Moving from pro to amateur, here’s the first cookbook of value to emerge from the blogosphere: The Food52 Cookbook: 140 Winning Recipes from Exceptional Home Cooks, edited by Amanda Hesser and Merrill Stubbs (Morrow, $35). This book is the result of 52 weeks of online recipe contests, like “your best Brussels sprouts,” “best porridge,” etc. Oh, and there’s booze, too, like “your best holiday punch” (hot spiced drunken apple cider). With a wildcard each week, it adds up to a solid assortment of clearly written and tastefully photographed dishes, all carefully curated by two very respected food writers (we interviewed Hesser last year when her New York Times Cookbook came out). Again, these are well-tested, clear recipes for home cooks, thus a perfect gift for those, like me, who are better at eating out than cooking in.

All About Braising: The Art of Uncomplicated Cooking

All About Braising: The Art of Uncomplicated Cooking
Molly Stevens (Norton)

And finally, a sequel of sorts. My most-used cookbook for several years was Molly Stevens’ All About Braising: The Art of Uncomplicated Cooking. In fact, my wife and I had sort of a braise-centric supper club going for a while there with friends. That method of cooking results in food that goes well with our climate and is so up my alley gastronomically. Anyway, her new one is just out from Norton, and it’s now all about roasting at my house: with a recipe I heard on NPR and found on Saveur, my turkey came out better than ever (and it was our first time not brining in a decade). All About Roasting: A New Approach to a Classic Art is wonderful: a wide variety of roasting recipes (including seafood and vegetables), each with a thoughtful introduction, variations, wine pairing tips, and clear step-by-step instructions. There are also fascinating sidebars on sourcing ingredients, types of roasting pans, the science of roasting, and much more.

Hopefully something here floats your boat.
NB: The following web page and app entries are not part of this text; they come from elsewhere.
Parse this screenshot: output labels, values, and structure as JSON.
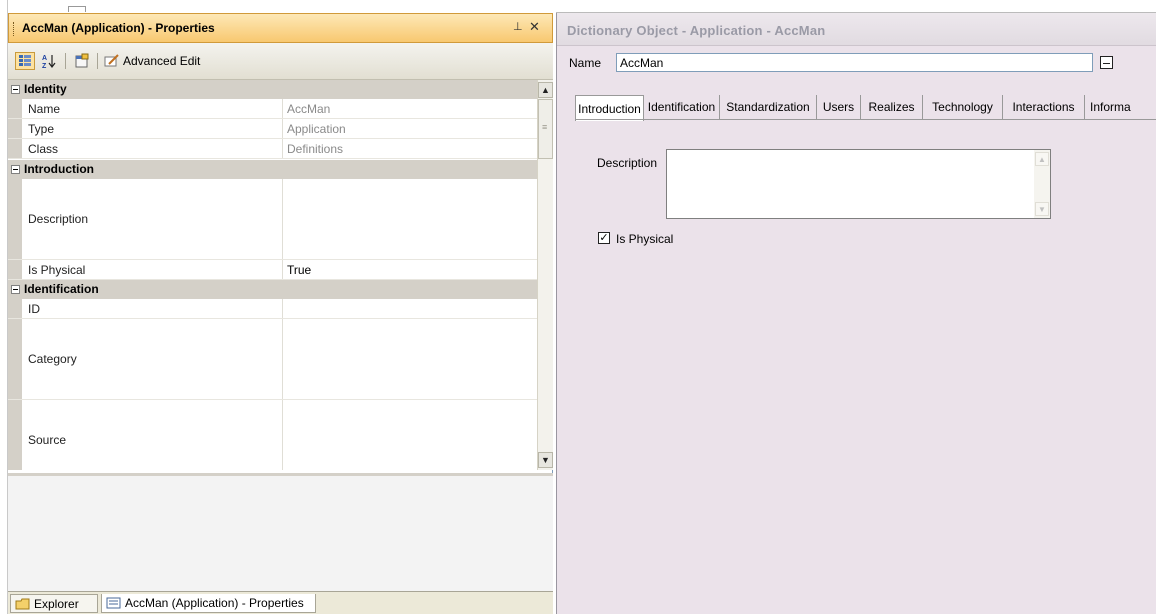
{
  "properties_panel": {
    "title": "AccMan (Application) - Properties",
    "pin_icon": "pin-icon",
    "close_label": "✕",
    "toolbar": {
      "categorized_icon": "categorized-icon",
      "alphabetical_icon": "sort-alpha-icon",
      "property_pages_icon": "property-pages-icon",
      "advanced_edit_label": "Advanced Edit"
    },
    "categories": [
      {
        "label": "Identity",
        "rows": [
          {
            "name": "Name",
            "value": "AccMan",
            "readonly": true
          },
          {
            "name": "Type",
            "value": "Application",
            "readonly": true
          },
          {
            "name": "Class",
            "value": "Definitions",
            "readonly": true
          }
        ]
      },
      {
        "label": "Introduction",
        "rows": [
          {
            "name": "Description",
            "value": "",
            "readonly": false
          },
          {
            "name": "Is Physical",
            "value": "True",
            "readonly": false
          }
        ]
      },
      {
        "label": "Identification",
        "rows": [
          {
            "name": "ID",
            "value": "",
            "readonly": false
          },
          {
            "name": "Category",
            "value": "",
            "readonly": false
          },
          {
            "name": "Source",
            "value": "",
            "readonly": false
          }
        ]
      }
    ],
    "bottom_tabs": [
      {
        "label": "Explorer",
        "icon": "explorer-icon"
      },
      {
        "label": "AccMan (Application) - Properties",
        "icon": "properties-icon"
      }
    ]
  },
  "dictionary_panel": {
    "title": "Dictionary Object - Application - AccMan",
    "name_label": "Name",
    "name_value": "AccMan",
    "tabs": [
      {
        "label": "Introduction",
        "active": true
      },
      {
        "label": "Identification",
        "active": false
      },
      {
        "label": "Standardization",
        "active": false
      },
      {
        "label": "Users",
        "active": false
      },
      {
        "label": "Realizes",
        "active": false
      },
      {
        "label": "Technology",
        "active": false
      },
      {
        "label": "Interactions",
        "active": false
      },
      {
        "label": "Informa",
        "active": false
      }
    ],
    "description_label": "Description",
    "description_value": "",
    "is_physical_label": "Is Physical",
    "is_physical_checked": true
  }
}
If not, we have a few thousand others at the store, plus a huge selection of used cookbooks, so if you’re after something else, drop by and ask for Pete or Josie—we can help get the right food or booze book into your hands.

Happy cooking, and thanks for reading.